* _Data to examine_
------------------------------

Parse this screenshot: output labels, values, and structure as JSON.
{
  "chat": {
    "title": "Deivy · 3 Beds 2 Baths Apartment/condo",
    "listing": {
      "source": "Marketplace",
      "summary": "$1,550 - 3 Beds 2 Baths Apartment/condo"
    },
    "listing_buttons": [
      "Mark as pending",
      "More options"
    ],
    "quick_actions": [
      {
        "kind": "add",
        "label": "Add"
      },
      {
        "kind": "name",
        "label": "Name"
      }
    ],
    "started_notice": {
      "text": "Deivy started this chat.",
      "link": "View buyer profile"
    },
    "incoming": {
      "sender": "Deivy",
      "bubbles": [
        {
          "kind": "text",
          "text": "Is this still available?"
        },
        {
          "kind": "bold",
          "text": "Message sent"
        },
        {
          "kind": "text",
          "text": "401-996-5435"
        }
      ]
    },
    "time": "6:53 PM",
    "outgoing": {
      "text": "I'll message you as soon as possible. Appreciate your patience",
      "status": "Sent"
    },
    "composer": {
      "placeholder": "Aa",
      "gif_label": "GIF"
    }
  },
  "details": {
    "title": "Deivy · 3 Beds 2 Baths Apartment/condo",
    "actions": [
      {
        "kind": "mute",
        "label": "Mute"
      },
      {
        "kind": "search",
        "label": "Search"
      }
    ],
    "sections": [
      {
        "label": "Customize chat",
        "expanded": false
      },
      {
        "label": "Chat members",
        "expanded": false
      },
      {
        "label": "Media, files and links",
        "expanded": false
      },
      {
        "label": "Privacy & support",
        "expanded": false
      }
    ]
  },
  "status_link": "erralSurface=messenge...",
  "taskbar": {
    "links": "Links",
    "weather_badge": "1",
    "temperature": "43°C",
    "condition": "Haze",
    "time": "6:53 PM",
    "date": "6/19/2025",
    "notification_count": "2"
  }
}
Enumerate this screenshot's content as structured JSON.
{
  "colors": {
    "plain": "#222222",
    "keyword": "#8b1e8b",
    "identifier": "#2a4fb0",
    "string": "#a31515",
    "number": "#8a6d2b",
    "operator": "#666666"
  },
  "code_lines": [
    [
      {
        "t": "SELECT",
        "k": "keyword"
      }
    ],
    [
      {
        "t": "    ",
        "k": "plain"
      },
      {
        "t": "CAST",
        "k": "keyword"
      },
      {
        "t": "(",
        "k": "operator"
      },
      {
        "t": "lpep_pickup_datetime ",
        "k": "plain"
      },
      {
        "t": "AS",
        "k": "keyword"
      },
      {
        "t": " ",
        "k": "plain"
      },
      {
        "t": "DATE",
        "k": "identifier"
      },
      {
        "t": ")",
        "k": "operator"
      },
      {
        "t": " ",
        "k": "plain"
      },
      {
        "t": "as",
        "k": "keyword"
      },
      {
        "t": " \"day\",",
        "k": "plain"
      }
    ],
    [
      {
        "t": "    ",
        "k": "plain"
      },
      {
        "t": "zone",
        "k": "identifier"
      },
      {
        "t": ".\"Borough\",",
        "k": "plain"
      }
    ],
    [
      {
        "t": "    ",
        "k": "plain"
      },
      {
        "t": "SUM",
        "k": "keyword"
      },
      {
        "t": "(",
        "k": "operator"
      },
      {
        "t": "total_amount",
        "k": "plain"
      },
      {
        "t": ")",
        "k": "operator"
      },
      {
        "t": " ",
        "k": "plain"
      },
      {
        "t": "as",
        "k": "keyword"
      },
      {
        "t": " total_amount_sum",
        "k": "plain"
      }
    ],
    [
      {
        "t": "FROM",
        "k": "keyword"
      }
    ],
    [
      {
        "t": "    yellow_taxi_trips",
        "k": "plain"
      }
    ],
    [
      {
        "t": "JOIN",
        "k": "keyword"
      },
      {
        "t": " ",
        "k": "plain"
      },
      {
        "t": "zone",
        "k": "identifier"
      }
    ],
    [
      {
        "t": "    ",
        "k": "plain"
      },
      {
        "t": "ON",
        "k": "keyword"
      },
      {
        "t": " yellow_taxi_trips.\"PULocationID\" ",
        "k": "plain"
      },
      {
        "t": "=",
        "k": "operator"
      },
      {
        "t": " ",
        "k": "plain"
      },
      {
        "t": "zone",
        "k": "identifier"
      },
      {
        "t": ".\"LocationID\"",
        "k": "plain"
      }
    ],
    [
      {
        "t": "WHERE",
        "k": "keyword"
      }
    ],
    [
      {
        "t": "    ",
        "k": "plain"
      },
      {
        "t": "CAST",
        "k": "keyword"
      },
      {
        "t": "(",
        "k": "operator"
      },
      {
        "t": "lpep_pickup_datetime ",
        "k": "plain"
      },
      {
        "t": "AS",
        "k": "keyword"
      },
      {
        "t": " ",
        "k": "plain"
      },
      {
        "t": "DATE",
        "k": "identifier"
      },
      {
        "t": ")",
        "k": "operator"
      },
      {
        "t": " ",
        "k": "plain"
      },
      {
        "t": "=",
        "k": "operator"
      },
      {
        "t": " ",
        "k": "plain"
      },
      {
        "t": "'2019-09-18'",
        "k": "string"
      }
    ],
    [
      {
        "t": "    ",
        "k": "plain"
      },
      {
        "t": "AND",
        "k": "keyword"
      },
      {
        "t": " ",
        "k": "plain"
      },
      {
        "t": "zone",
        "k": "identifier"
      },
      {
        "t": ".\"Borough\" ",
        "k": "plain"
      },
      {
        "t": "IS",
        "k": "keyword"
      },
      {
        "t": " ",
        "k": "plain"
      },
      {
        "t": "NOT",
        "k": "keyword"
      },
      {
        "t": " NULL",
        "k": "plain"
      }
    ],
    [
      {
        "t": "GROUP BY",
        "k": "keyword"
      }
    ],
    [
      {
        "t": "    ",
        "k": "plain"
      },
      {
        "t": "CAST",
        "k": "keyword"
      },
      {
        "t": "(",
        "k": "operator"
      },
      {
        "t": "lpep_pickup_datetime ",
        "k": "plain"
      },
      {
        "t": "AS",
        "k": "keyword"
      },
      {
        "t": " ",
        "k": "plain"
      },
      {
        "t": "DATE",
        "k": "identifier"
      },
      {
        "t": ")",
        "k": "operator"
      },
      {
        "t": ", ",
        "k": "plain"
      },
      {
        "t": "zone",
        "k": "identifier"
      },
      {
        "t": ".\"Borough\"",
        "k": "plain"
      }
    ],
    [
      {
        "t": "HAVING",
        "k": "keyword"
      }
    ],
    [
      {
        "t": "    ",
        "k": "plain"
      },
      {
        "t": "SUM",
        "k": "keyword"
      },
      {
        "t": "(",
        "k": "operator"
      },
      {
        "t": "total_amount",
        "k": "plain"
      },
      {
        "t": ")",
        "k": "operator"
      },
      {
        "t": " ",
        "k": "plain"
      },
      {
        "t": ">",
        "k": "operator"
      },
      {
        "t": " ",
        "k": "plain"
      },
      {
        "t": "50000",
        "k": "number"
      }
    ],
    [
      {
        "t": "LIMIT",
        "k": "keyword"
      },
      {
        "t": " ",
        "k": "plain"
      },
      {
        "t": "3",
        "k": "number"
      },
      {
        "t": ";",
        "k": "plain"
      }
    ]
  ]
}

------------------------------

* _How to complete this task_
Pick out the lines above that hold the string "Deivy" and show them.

* _Solution for this problem_
    "title": "Deivy · 3 Beds 2 Baths Apartment/condo",
      "text": "Deivy started this chat.",
      "sender": "Deivy",
    "title": "Deivy · 3 Beds 2 Baths Apartment/condo",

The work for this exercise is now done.